This village underwent the sort of trauma that could so easily have shattered its identity. In the early years of the 19th century it abandoned its roots and moved to a new site half a mile away, leaving only its church in the middle of a private park.

The ancient settlement of Bloc Stede (Place of Beeches) was grouped around the Church of St Margaret the Queen, with a parsonage, an inn, a shop, a forge, stocks and a whipping post serving the cottages. Lord Liverpool became the owner of Buxted Place and wished to remove the village from its ancestral site so he could make his park larger and more exclusive. He offered to build new houses for the inhabitants anywhere in the parish if they would move, but not unnaturally, they turned him down.

Lord Liverpool then refused to carry out any repairs to the properties and they gradually fell into decay. The occupants were forced to leave, the houses were demolished and by 1836 there was nothing left to be seen of the old village. Only an old print in the church serves as a reminder of how things used to be.

Buxted Place itself has had a colourful career, surviving a disastrous fire in 1940 to later become a health farm and later still the home of an Arab Sheik. The park is famous for its herd of deer and the large artificial lake which is home for many exotic birds.

The new settlement grew up with the railway line to become a thriving place, popular with commuters and with more than 20 clubs and organisations to keep the locals amused. A legacy of the old days lives on in Upper Totease, the clergyman’s house, which was rebuilt on its present site after the migration from the park, with a mounting block still at its gates.

Of the scores of East Sussex villages that made a living out of the iron industry, Buxted demands a special claim on our attention for it was here that Ralf Hogge (or Huggett) perfected gun production in 1543 and became weapon maker by royal appointment:

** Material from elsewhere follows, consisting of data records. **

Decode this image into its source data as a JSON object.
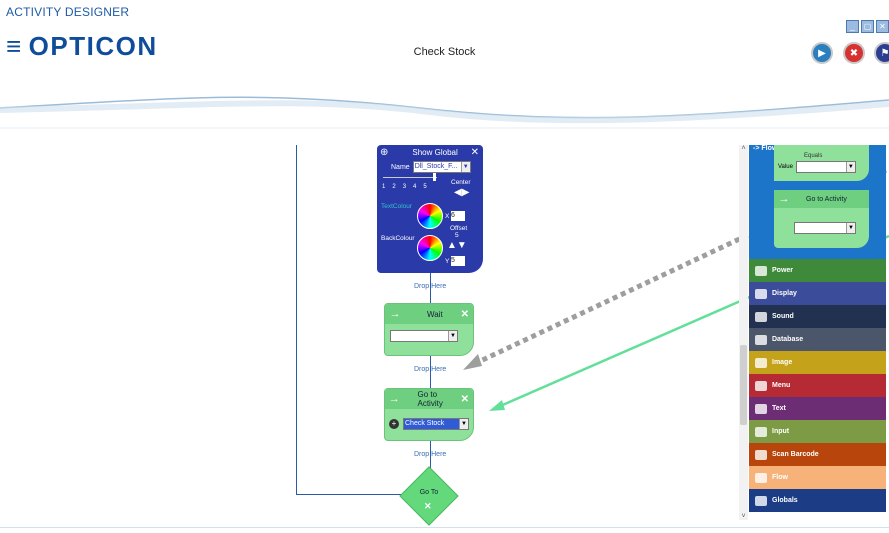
{
  "app": {
    "title": "ACTIVITY DESIGNER",
    "logo": "OPTICON",
    "page_title": "Check Stock"
  },
  "window_controls": [
    "_",
    "▢",
    "✕"
  ],
  "toolbar": {
    "play": "▶",
    "stop": "✖",
    "language": "⚑"
  },
  "canvas": {
    "show_global": {
      "title": "Show Global",
      "name_label": "Name",
      "name_value": "Dll_Stock_F...",
      "scale": [
        "1",
        "2",
        "3",
        "4",
        "5"
      ],
      "center_label": "Center",
      "text_colour_label": "TextColour",
      "back_colour_label": "BackColour",
      "offset_label": "Offset",
      "offset_value": "5",
      "x_label": "X",
      "x_value": "6",
      "y_label": "Y",
      "y_value": "5"
    },
    "drop_here_1": "Drop Here",
    "wait": {
      "title": "Wait",
      "value": ""
    },
    "drop_here_2": "Drop Here",
    "go_to_activity": {
      "title": "Go to Activity",
      "value": "Check Stock"
    },
    "drop_here_3": "Drop Here",
    "go_to": {
      "label": "Go To"
    }
  },
  "palette": {
    "header": "-> Flow",
    "preview": {
      "equals_label": "Equals",
      "value_label": "Value",
      "block_title": "Go to Activity"
    },
    "categories": [
      {
        "label": "Power",
        "color": "#3f8a3a"
      },
      {
        "label": "Display",
        "color": "#3b4d9a"
      },
      {
        "label": "Sound",
        "color": "#22314f"
      },
      {
        "label": "Database",
        "color": "#4c566a"
      },
      {
        "label": "Image",
        "color": "#c4a21a"
      },
      {
        "label": "Menu",
        "color": "#b52a33"
      },
      {
        "label": "Text",
        "color": "#6d2d74"
      },
      {
        "label": "Input",
        "color": "#7d9a45"
      },
      {
        "label": "Scan Barcode",
        "color": "#b8460c"
      },
      {
        "label": "Flow",
        "color": "#f7b27a"
      },
      {
        "label": "Globals",
        "color": "#1c3c86"
      }
    ]
  }
}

‘Master Huggett and his man John, They did cast the first cannon.’

The Hogge House, complete with a pig emblem and the date 1581, stands at the entrance of Buxted Park.

The village was also a centre of the silk-weaving industry, introduced and taught by refugee Flemish weavers, and for the growing of hops. They were still being produced at Howbourne Farm in the 1940s in fields that have now been swallowed up by the Manor Park Estate, part of the town of Uckfield but lying within Buxted parish. The oast houses survive as homes and the hops themselves grow wild in the hedgerows, an open invitation for people to put to the test the belief that the surest way to a good night’s sleep is a pillow full of hops.

The unfortunate Nan Tuck was treated with less than civility by her contemporaries but won immortality in Buxted: ‘Nan Tuck’s Lane’ proclaims the road sign, though it was the scene of her terror and despair.

Old Nan lived here in the 17th century, not a good time for old ladies who lived on their own. Through eccentricity or senility they stood the chance of being called witches and this was the accusation that fell upon Nan. She fled down the lane with her persecutors in full cry behind, disappearing into a wood never to be seen again according to one climax of the story, or to be found hanged in Tuck’s Wood according to the sadder version. Nan’s ghost is said to haunt the lane and when efforts were made to restock the wood with trees after the Great War there was one patch on which no sapling would ever grow…

A note in the parish register records the tragedy of Mary Relfe and James Atkinson who were due to be married in December 1742. Mary suddenly fell dangerously ill and despite the constant nursing of her fiancé died one Sunday evening. James took to his bed, heartbroken and praying for death. He died the following Sunday at the same hour of the evening as Mary, and was buried beside her in the churchyard on the day they were to have been married.

Village idiots used to be an essential ingredient of the rural landscape. Buxted was no exception, but in George Watson they had an extraordinary character who made many people think again about this much-maligned segment of society. George was born in the village in 1785 and according to Hone’s Table Book was ‘ignorant in the extreme, and quite uneducated, not being able to read and write.’ Yet he was a mathematical genius and could perform amazing feats of memory, solving the most difficult calculations and recalling the events of every day in his life from an early age – ‘Upon being asked on what day a given day of the month occurred, he immediately names it, and also mentions where he was and what was the state of the weather.’

George’s powers made him something of a celebrity and he was taken on several tours and proclaimed as a wonder. Mark Antony Lower, who said George’s portrait depicted sa middleaged man, of gentle though half idiotic expression’, wrote: ‘I never saw George Watson but once: he was trudging up Malling Hill, eastward to Lewes, and his hat, considerably the worse for wear, was chalked all over with figures, apparently the result of some arithmetical feat he had recently performed, and which he had forgotten to rub out.’